>>>>>

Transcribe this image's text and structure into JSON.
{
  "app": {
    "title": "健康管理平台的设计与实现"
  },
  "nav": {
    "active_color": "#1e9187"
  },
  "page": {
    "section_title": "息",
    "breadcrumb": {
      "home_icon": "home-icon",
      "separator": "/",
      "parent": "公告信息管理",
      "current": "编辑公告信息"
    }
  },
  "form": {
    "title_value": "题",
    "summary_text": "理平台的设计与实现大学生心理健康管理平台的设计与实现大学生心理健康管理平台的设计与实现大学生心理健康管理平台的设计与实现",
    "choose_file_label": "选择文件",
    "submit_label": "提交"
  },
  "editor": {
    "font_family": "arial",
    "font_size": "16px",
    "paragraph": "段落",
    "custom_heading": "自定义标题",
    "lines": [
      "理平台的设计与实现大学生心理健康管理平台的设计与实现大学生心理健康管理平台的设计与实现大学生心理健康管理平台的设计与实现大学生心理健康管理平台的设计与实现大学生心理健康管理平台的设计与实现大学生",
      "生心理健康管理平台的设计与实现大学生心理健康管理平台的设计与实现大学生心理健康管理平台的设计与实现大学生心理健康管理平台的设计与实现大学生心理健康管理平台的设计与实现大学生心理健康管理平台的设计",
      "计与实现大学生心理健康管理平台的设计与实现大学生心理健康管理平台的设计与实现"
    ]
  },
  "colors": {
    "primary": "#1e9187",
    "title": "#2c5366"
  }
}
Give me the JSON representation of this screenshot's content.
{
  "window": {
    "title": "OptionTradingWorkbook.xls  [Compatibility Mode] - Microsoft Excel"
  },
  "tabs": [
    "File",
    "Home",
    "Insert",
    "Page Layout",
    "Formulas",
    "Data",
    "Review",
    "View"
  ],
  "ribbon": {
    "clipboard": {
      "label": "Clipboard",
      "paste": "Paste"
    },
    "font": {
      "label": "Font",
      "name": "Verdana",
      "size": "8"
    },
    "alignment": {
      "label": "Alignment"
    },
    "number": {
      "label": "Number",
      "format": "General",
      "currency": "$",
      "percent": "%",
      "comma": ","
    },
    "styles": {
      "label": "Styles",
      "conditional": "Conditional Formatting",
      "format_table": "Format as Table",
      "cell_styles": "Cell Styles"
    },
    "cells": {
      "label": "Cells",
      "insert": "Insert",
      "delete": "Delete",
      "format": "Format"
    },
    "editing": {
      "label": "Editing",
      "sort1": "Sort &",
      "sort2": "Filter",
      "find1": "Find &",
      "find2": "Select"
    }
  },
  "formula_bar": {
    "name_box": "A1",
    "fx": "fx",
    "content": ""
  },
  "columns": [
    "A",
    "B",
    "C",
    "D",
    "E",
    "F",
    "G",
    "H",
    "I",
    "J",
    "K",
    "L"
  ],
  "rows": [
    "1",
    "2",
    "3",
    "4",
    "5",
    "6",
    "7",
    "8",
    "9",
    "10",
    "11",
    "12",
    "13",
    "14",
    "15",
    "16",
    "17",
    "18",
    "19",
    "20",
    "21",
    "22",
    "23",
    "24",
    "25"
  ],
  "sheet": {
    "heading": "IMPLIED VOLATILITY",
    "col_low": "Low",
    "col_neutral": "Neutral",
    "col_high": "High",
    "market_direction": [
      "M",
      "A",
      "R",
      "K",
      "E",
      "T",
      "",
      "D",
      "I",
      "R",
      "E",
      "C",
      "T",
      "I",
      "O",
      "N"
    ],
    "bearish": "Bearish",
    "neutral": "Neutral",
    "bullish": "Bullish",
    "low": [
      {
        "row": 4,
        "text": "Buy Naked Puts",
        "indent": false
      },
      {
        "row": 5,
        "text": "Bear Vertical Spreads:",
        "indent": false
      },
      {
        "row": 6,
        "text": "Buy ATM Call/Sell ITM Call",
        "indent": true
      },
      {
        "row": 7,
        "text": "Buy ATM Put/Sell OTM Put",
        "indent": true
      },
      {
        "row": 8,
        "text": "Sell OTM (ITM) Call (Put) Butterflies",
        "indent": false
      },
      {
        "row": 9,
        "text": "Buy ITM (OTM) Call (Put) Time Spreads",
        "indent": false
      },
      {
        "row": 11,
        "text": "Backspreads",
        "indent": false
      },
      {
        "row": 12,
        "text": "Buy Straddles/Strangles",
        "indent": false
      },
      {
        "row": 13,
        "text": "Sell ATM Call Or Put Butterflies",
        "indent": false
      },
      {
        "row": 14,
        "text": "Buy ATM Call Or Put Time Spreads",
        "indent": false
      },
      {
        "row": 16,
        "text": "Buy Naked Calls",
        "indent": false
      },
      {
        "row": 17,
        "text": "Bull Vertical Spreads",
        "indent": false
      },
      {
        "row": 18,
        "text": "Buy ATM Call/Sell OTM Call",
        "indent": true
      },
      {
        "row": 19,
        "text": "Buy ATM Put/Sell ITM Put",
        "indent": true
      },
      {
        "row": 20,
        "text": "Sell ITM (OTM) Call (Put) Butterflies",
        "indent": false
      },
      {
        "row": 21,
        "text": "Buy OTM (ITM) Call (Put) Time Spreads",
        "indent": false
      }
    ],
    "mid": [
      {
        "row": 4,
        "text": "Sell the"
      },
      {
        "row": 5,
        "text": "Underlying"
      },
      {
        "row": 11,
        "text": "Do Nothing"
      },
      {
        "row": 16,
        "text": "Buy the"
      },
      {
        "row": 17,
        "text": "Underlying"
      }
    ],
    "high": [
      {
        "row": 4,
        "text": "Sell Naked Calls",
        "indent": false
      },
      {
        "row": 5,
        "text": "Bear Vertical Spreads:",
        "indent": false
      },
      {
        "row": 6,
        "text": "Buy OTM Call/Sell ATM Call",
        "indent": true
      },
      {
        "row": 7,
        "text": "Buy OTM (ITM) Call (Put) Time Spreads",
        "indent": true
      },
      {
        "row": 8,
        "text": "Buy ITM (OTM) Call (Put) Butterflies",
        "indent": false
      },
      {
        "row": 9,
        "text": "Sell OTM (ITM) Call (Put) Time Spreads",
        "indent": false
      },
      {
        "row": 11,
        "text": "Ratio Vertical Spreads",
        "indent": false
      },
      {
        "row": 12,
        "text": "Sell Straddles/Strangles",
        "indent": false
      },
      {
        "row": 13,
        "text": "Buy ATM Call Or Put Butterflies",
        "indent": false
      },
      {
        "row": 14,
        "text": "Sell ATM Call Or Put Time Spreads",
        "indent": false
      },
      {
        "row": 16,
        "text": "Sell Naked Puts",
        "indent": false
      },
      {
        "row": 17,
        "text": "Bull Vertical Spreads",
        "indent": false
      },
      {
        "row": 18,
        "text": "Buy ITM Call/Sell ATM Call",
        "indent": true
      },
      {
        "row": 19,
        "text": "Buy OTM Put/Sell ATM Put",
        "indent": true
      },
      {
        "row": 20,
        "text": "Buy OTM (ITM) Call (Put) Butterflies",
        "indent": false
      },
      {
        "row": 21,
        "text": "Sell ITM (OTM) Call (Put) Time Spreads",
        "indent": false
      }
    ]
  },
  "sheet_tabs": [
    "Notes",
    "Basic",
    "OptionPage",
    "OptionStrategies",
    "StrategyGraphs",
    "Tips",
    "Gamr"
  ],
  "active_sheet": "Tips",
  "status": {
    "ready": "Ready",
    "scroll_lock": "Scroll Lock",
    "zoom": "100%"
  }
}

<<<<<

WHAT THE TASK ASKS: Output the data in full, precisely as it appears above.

RESPONSE TO THE EXERCISE:
Transcribe this image's text and structure into JSON.
{
  "app": {
    "title": "健康管理平台的设计与实现"
  },
  "nav": {
    "active_color": "#1e9187"
  },
  "page": {
    "section_title": "息",
    "breadcrumb": {
      "home_icon": "home-icon",
      "separator": "/",
      "parent": "公告信息管理",
      "current": "编辑公告信息"
    }
  },
  "form": {
    "title_value": "题",
    "summary_text": "理平台的设计与实现大学生心理健康管理平台的设计与实现大学生心理健康管理平台的设计与实现大学生心理健康管理平台的设计与实现",
    "choose_file_label": "选择文件",
    "submit_label": "提交"
  },
  "editor": {
    "font_family": "arial",
    "font_size": "16px",
    "paragraph": "段落",
    "custom_heading": "自定义标题",
    "lines": [
      "理平台的设计与实现大学生心理健康管理平台的设计与实现大学生心理健康管理平台的设计与实现大学生心理健康管理平台的设计与实现大学生心理健康管理平台的设计与实现大学生心理健康管理平台的设计与实现大学生",
      "生心理健康管理平台的设计与实现大学生心理健康管理平台的设计与实现大学生心理健康管理平台的设计与实现大学生心理健康管理平台的设计与实现大学生心理健康管理平台的设计与实现大学生心理健康管理平台的设计",
      "计与实现大学生心理健康管理平台的设计与实现大学生心理健康管理平台的设计与实现"
    ]
  },
  "colors": {
    "primary": "#1e9187",
    "title": "#2c5366"
  }
}
Give me the JSON representation of this screenshot's content.
{
  "window": {
    "title": "OptionTradingWorkbook.xls  [Compatibility Mode] - Microsoft Excel"
  },
  "tabs": [
    "File",
    "Home",
    "Insert",
    "Page Layout",
    "Formulas",
    "Data",
    "Review",
    "View"
  ],
  "ribbon": {
    "clipboard": {
      "label": "Clipboard",
      "paste": "Paste"
    },
    "font": {
      "label": "Font",
      "name": "Verdana",
      "size": "8"
    },
    "alignment": {
      "label": "Alignment"
    },
    "number": {
      "label": "Number",
      "format": "General",
      "currency": "$",
      "percent": "%",
      "comma": ","
    },
    "styles": {
      "label": "Styles",
      "conditional": "Conditional Formatting",
      "format_table": "Format as Table",
      "cell_styles": "Cell Styles"
    },
    "cells": {
      "label": "Cells",
      "insert": "Insert",
      "delete": "Delete",
      "format": "Format"
    },
    "editing": {
      "label": "Editing",
      "sort1": "Sort &",
      "sort2": "Filter",
      "find1": "Find &",
      "find2": "Select"
    }
  },
  "formula_bar": {
    "name_box": "A1",
    "fx": "fx",
    "content": ""
  },
  "columns": [
    "A",
    "B",
    "C",
    "D",
    "E",
    "F",
    "G",
    "H",
    "I",
    "J",
    "K",
    "L"
  ],
  "rows": [
    "1",
    "2",
    "3",
    "4",
    "5",
    "6",
    "7",
    "8",
    "9",
    "10",
    "11",
    "12",
    "13",
    "14",
    "15",
    "16",
    "17",
    "18",
    "19",
    "20",
    "21",
    "22",
    "23",
    "24",
    "25"
  ],
  "sheet": {
    "heading": "IMPLIED VOLATILITY",
    "col_low": "Low",
    "col_neutral": "Neutral",
    "col_high": "High",
    "market_direction": [
      "M",
      "A",
      "R",
      "K",
      "E",
      "T",
      "",
      "D",
      "I",
      "R",
      "E",
      "C",
      "T",
      "I",
      "O",
      "N"
    ],
    "bearish": "Bearish",
    "neutral": "Neutral",
    "bullish": "Bullish",
    "low": [
      {
        "row": 4,
        "text": "Buy Naked Puts",
        "indent": false
      },
      {
        "row": 5,
        "text": "Bear Vertical Spreads:",
        "indent": false
      },
      {
        "row": 6,
        "text": "Buy ATM Call/Sell ITM Call",
        "indent": true
      },
      {
        "row": 7,
        "text": "Buy ATM Put/Sell OTM Put",
        "indent": true
      },
      {
        "row": 8,
        "text": "Sell OTM (ITM) Call (Put) Butterflies",
        "indent": false
      },
      {
        "row": 9,
        "text": "Buy ITM (OTM) Call (Put) Time Spreads",
        "indent": false
      },
      {
        "row": 11,
        "text": "Backspreads",
        "indent": false
      },
      {
        "row": 12,
        "text": "Buy Straddles/Strangles",
        "indent": false
      },
      {
        "row": 13,
        "text": "Sell ATM Call Or Put Butterflies",
        "indent": false
      },
      {
        "row": 14,
        "text": "Buy ATM Call Or Put Time Spreads",
        "indent": false
      },
      {
        "row": 16,
        "text": "Buy Naked Calls",
        "indent": false
      },
      {
        "row": 17,
        "text": "Bull Vertical Spreads",
        "indent": false
      },
      {
        "row": 18,
        "text": "Buy ATM Call/Sell OTM Call",
        "indent": true
      },
      {
        "row": 19,
        "text": "Buy ATM Put/Sell ITM Put",
        "indent": true
      },
      {
        "row": 20,
        "text": "Sell ITM (OTM) Call (Put) Butterflies",
        "indent": false
      },
      {
        "row": 21,
        "text": "Buy OTM (ITM) Call (Put) Time Spreads",
        "indent": false
      }
    ],
    "mid": [
      {
        "row": 4,
        "text": "Sell the"
      },
      {
        "row": 5,
        "text": "Underlying"
      },
      {
        "row": 11,
        "text": "Do Nothing"
      },
      {
        "row": 16,
        "text": "Buy the"
      },
      {
        "row": 17,
        "text": "Underlying"
      }
    ],
    "high": [
      {
        "row": 4,
        "text": "Sell Naked Calls",
        "indent": false
      },
      {
        "row": 5,
        "text": "Bear Vertical Spreads:",
        "indent": false
      },
      {
        "row": 6,
        "text": "Buy OTM Call/Sell ATM Call",
        "indent": true
      },
      {
        "row": 7,
        "text": "Buy OTM (ITM) Call (Put) Time Spreads",
        "indent": true
      },
      {
        "row": 8,
        "text": "Buy ITM (OTM) Call (Put) Butterflies",
        "indent": false
      },
      {
        "row": 9,
        "text": "Sell OTM (ITM) Call (Put) Time Spreads",
        "indent": false
      },
      {
        "row": 11,
        "text": "Ratio Vertical Spreads",
        "indent": false
      },
      {
        "row": 12,
        "text": "Sell Straddles/Strangles",
        "indent": false
      },
      {
        "row": 13,
        "text": "Buy ATM Call Or Put Butterflies",
        "indent": false
      },
      {
        "row": 14,
        "text": "Sell ATM Call Or Put Time Spreads",
        "indent": false
      },
      {
        "row": 16,
        "text": "Sell Naked Puts",
        "indent": false
      },
      {
        "row": 17,
        "text": "Bull Vertical Spreads",
        "indent": false
      },
      {
        "row": 18,
        "text": "Buy ITM Call/Sell ATM Call",
        "indent": true
      },
      {
        "row": 19,
        "text": "Buy OTM Put/Sell ATM Put",
        "indent": true
      },
      {
        "row": 20,
        "text": "Buy OTM (ITM) Call (Put) Butterflies",
        "indent": false
      },
      {
        "row": 21,
        "text": "Sell ITM (OTM) Call (Put) Time Spreads",
        "indent": false
      }
    ]
  },
  "sheet_tabs": [
    "Notes",
    "Basic",
    "OptionPage",
    "OptionStrategies",
    "StrategyGraphs",
    "Tips",
    "Gamr"
  ],
  "active_sheet": "Tips",
  "status": {
    "ready": "Ready",
    "scroll_lock": "Scroll Lock",
    "zoom": "100%"
  }
}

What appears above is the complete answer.